How Bert Crowfoot Blazed a Trail for Indigenous Publishing

Bert Crowfoot has spent decades passion championing unbiased and inclusive news and reporting.

By Ali Abel

Indigenous and inclusive. Those are the goals Bert Crowfoot set out when he founded the Aboriginal Multi-Media Society of Alberta (AMMSA) more than 40 years ago.

“It’s not just about reporting the news to our readers and listeners,” says Crowfoot. AMMSA also owns three radio networks in Alberta: CFWE-FM, CJWE-FM and CIWE-FM (The Raven). “Our publications are a chance to teach all Canadians by sharing our language, stories from the Elders and the voices of our people.”

Crowfoot never planned on owning a national media organization. He was going to pursue a career as a coach after university, but when a friend approached him to cover a basketball tournament in Piikani Nation in southern Alberta for the Native People newspaper, his life took a new course.

“He must have liked my story and the pictures I took because he sent me back the next weekend to cover a hockey tournament in Kainai Nation and then he hired me as a sports reporter the next week.”

His journey through journalism wasn’t exactly easy. The publication had built up a deficit and employees had left. So, Crowfoot took on added responsibilities to keep the newspaper running like creating layouts and shooting photos on top of writing. Luckily, he had a good head for business and brought on a salesperson to help on the advertising side of things.

“Before we brought him on board, we were $100,000 in debt,” says Crowfoot. “We were out of debt and making money within eight months, which was great for a not-for-profit newspaper.”

Crowfoot was able to ride the waves of problematic boards of directors of a previous organization (Alberta Native Communications Society), funding cuts and deteriorating business relationships. With help from government funding, he launched AMMSA on March 18, 1983, later renamed Windspeaker.

Crowfoot attributes his long-term success to two things: his coaching experience and seeing what the future holds.

“The coach or leader’s attitude and actions reflect the team’s attitude and actions. If I’m calm, cool, and collected, my team will be too.”

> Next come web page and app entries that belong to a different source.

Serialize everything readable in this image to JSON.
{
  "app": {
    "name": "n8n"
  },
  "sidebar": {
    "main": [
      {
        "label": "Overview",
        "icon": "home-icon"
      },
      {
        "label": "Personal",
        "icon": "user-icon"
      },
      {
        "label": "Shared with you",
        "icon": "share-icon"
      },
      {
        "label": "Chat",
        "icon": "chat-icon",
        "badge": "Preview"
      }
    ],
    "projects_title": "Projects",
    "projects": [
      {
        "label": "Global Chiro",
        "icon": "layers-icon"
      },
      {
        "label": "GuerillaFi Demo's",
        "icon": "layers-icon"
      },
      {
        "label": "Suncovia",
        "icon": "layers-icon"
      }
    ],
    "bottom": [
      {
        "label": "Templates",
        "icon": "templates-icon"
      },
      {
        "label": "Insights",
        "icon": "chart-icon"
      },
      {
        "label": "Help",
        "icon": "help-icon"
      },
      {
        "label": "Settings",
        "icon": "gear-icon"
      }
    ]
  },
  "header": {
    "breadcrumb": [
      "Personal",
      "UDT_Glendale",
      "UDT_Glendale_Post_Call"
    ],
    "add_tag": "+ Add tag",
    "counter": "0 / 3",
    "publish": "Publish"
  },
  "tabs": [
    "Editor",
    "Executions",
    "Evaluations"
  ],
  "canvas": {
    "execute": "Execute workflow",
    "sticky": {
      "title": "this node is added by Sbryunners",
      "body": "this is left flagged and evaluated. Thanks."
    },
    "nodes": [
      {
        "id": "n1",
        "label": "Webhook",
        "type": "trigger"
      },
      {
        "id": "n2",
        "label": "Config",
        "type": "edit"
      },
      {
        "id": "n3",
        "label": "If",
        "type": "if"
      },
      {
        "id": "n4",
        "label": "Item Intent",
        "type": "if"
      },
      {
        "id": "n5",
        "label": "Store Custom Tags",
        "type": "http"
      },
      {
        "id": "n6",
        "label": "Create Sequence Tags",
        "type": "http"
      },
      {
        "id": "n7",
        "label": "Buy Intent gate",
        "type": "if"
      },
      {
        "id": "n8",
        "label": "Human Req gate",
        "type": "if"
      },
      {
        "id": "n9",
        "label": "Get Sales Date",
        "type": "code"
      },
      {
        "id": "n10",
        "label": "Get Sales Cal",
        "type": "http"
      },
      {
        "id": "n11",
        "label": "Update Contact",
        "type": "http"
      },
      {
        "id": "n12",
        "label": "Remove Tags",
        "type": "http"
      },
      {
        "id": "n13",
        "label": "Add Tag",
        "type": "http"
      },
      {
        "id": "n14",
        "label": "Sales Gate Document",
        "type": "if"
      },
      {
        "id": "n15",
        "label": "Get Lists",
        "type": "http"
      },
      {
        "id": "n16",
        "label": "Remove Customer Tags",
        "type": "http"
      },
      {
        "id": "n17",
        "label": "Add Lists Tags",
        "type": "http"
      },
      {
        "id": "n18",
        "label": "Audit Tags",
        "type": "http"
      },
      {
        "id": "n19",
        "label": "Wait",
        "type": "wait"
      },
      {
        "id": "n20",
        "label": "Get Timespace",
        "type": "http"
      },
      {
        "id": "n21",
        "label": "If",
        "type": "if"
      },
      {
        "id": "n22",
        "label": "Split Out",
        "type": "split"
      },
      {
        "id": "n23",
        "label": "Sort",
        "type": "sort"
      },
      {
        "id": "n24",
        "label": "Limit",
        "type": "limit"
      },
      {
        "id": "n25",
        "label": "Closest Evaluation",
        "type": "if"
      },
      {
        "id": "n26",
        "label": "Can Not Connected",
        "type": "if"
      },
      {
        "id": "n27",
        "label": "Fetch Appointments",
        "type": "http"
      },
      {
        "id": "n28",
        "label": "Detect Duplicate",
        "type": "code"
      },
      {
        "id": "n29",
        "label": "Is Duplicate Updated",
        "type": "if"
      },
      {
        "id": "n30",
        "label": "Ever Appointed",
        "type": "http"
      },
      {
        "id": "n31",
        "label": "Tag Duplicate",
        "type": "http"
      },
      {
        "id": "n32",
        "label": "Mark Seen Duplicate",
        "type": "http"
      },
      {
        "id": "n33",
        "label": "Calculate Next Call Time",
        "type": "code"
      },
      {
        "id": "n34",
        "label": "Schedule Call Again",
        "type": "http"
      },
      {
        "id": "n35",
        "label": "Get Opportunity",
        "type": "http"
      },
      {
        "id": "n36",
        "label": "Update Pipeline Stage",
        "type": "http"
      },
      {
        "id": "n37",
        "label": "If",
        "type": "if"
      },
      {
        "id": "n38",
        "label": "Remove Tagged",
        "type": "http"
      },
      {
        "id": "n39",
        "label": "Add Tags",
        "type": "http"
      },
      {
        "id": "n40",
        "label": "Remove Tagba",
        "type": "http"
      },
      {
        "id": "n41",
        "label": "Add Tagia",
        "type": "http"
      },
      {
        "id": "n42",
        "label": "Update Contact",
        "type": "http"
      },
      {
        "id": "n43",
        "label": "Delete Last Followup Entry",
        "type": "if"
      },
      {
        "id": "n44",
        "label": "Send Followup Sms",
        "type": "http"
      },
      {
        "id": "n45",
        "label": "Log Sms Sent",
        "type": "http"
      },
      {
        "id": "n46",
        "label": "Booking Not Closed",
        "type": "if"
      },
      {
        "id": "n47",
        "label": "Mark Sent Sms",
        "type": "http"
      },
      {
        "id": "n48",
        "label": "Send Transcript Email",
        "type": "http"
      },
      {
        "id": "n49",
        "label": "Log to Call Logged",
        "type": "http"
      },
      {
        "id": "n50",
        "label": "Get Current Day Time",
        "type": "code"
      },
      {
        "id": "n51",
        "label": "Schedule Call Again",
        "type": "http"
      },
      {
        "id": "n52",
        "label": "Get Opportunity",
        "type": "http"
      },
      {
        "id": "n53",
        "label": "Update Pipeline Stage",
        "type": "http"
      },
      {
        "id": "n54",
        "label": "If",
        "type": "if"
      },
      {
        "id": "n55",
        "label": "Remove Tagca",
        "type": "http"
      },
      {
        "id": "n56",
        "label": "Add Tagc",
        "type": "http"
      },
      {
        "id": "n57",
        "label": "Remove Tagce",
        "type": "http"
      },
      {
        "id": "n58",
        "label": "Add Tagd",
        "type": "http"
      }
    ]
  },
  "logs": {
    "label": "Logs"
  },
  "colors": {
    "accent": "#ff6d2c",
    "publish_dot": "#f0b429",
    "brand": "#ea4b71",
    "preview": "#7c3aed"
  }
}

He also kept an eye on the future, watching what was happening with technology and how that affected the print industry, allowing AMMSA to survive and thrive.

“If you refuse to look down the road and see what’s happening, you’ll miss opportunities. I’ve always tried to look around to see what’s coming next and to prepare for the change.”

Crowfoot’s resiliency and passion for sharing news in an unbiased and non-political fashion has earned him many accolades, most recently, he was named the recipient of the 2023 Achievement in Publishing Award from the Alberta Magazine Publishers Association.